Count how many lines hold "content" in the records, and respond with that number by itself.

INPUT RECORDS:
______

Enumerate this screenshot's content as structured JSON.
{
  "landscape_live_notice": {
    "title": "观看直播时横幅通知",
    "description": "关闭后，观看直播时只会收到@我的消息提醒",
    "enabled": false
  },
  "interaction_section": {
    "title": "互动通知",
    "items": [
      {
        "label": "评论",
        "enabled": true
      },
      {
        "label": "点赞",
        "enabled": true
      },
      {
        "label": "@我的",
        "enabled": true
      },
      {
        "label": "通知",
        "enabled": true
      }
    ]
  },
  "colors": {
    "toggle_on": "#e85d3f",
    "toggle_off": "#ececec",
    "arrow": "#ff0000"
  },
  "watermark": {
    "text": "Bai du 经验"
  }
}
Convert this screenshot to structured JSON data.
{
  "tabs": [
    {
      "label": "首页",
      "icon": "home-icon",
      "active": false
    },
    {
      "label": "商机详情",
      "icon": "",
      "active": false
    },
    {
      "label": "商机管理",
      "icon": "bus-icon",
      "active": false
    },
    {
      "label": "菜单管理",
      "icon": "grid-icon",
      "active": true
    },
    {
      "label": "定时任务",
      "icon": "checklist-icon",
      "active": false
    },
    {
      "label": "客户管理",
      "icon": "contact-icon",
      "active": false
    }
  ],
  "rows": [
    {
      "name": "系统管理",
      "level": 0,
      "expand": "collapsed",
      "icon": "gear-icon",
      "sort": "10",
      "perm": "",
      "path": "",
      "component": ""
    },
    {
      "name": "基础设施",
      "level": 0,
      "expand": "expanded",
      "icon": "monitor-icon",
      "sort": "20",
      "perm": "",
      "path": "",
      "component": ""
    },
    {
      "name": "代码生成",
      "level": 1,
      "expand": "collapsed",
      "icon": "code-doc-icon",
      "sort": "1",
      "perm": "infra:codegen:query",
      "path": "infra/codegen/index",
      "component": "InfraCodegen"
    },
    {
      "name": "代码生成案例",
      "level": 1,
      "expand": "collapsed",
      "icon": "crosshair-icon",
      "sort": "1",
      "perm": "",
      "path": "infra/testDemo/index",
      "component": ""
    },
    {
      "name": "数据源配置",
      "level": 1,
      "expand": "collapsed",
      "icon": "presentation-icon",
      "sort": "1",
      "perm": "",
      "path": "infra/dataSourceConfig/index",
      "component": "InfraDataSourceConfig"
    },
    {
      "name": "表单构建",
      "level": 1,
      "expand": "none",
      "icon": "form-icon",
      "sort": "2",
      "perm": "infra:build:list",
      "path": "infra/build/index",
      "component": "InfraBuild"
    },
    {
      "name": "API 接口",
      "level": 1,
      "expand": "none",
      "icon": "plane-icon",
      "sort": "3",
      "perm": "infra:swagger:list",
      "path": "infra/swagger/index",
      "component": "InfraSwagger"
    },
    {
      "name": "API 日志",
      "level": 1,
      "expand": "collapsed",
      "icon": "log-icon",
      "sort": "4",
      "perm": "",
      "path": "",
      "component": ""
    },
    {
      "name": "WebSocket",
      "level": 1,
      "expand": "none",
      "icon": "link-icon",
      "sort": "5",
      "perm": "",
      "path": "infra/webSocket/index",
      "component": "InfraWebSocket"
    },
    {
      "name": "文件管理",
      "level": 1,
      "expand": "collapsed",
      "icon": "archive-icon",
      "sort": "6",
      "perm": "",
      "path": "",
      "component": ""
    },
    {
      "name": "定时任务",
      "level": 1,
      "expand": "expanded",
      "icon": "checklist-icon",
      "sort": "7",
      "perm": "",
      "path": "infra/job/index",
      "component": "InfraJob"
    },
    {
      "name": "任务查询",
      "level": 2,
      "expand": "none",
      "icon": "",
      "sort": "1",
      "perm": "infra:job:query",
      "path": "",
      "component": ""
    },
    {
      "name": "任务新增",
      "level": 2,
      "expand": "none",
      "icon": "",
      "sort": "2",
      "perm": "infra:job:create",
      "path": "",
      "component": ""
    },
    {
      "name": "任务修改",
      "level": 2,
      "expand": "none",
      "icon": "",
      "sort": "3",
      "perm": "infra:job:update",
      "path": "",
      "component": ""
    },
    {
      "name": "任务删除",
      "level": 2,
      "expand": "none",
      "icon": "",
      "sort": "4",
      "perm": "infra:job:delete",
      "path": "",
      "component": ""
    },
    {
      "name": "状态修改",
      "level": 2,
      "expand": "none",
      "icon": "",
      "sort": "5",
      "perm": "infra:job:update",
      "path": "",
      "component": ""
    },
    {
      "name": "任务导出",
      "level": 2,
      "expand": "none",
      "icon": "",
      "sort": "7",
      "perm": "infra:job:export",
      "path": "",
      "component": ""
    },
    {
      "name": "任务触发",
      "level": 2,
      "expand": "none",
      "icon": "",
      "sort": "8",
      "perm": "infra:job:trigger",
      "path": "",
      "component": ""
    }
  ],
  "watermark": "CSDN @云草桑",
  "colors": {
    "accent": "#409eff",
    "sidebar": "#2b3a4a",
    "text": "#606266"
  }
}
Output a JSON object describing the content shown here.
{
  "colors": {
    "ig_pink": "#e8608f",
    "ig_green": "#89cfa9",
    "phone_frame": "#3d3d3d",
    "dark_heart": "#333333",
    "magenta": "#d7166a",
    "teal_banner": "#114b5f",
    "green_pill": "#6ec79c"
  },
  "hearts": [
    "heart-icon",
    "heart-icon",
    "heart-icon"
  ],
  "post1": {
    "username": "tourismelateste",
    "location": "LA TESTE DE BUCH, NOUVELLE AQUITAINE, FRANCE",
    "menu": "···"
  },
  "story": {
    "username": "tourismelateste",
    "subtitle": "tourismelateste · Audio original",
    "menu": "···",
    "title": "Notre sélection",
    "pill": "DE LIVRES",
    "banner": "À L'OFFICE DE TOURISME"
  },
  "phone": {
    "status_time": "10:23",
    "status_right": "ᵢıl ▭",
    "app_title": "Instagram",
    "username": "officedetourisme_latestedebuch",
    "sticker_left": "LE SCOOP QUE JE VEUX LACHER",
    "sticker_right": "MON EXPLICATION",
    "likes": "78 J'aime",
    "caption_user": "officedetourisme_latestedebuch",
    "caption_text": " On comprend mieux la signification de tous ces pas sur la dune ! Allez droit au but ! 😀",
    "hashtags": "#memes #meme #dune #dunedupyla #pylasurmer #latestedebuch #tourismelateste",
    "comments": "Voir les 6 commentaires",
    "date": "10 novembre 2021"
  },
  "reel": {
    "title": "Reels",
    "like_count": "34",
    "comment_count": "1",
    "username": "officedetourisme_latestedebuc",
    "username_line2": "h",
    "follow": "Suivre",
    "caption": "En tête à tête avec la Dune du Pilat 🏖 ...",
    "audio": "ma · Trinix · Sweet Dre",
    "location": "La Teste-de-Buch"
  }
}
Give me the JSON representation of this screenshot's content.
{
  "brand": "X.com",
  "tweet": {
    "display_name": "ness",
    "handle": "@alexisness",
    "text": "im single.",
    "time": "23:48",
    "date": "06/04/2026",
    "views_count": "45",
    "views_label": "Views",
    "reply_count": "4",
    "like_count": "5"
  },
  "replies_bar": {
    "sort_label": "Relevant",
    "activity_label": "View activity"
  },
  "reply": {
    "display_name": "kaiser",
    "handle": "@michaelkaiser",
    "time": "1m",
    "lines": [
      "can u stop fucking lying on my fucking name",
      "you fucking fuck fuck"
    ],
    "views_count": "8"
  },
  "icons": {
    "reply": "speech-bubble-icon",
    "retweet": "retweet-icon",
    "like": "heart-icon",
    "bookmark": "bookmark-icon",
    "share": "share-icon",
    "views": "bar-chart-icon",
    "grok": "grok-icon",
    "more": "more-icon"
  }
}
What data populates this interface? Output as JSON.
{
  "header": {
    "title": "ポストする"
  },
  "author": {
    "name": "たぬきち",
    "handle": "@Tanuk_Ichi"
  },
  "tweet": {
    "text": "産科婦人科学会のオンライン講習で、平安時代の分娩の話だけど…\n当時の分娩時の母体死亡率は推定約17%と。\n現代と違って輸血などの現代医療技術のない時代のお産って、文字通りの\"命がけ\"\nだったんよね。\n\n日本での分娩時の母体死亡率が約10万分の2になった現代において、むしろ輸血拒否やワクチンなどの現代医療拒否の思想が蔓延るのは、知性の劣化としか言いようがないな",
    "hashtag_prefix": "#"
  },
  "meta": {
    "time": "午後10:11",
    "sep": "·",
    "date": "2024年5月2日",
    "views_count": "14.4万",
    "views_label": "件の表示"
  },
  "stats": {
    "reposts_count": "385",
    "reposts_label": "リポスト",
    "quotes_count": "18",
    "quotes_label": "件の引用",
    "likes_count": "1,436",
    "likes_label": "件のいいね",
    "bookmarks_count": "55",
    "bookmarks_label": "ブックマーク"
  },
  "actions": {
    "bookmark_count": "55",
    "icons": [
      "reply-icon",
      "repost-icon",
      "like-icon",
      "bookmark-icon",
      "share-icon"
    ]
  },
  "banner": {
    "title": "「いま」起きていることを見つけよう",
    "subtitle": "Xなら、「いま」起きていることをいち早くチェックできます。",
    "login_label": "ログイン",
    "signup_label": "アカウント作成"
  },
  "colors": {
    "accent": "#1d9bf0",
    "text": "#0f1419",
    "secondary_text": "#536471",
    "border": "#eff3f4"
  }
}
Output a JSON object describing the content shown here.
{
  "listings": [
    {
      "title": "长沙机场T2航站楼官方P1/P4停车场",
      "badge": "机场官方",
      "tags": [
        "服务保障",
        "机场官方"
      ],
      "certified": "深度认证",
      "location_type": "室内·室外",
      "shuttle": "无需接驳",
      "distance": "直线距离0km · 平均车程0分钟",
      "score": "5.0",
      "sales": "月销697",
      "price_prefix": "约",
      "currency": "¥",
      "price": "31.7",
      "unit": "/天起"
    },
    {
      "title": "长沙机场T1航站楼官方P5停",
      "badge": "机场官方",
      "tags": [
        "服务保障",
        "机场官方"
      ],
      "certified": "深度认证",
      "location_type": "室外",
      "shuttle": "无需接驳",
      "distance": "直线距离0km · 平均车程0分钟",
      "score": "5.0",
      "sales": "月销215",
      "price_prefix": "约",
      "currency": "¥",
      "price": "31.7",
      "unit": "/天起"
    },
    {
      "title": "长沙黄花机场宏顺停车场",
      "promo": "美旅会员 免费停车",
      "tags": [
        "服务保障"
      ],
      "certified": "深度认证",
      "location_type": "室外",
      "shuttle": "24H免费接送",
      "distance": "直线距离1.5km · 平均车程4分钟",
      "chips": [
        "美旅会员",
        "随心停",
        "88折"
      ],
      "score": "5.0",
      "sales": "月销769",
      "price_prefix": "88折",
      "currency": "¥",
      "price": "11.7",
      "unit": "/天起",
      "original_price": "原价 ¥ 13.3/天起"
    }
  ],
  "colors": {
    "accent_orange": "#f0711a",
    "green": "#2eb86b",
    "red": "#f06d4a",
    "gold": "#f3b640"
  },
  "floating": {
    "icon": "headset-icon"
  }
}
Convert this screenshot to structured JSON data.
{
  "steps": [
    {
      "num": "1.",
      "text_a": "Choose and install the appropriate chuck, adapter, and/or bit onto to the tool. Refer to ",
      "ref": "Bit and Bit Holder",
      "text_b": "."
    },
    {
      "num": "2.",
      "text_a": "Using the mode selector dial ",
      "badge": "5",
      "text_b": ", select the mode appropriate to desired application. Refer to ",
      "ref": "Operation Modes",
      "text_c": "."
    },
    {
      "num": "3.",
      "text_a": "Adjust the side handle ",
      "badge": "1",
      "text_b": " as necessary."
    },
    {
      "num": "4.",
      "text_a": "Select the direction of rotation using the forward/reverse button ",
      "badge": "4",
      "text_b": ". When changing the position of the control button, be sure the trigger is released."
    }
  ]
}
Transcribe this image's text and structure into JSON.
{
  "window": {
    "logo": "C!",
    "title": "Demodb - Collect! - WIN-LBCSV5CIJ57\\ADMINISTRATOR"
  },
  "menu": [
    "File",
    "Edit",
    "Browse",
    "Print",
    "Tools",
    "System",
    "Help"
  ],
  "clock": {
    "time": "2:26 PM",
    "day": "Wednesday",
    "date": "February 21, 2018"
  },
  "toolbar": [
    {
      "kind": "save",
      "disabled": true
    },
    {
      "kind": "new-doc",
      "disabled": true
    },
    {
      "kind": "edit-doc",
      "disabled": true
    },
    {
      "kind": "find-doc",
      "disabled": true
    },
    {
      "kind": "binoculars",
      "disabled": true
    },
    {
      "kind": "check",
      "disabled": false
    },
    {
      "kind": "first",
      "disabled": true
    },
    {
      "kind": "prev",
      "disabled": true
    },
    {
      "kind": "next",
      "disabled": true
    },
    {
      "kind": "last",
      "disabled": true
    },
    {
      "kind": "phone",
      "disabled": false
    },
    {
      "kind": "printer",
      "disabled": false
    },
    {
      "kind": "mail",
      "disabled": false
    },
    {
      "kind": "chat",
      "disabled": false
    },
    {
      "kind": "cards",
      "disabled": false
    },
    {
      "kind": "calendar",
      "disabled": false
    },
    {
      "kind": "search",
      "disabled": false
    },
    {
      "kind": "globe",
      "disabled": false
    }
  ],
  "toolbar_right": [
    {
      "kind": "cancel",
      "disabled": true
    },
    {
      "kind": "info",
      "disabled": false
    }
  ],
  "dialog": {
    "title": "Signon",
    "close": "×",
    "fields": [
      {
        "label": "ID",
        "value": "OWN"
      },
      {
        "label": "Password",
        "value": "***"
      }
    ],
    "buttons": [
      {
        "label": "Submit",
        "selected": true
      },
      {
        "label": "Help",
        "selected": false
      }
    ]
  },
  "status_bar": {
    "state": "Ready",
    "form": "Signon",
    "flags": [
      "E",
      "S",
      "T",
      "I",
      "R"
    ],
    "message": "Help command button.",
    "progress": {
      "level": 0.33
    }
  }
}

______

TASK RESULT:
4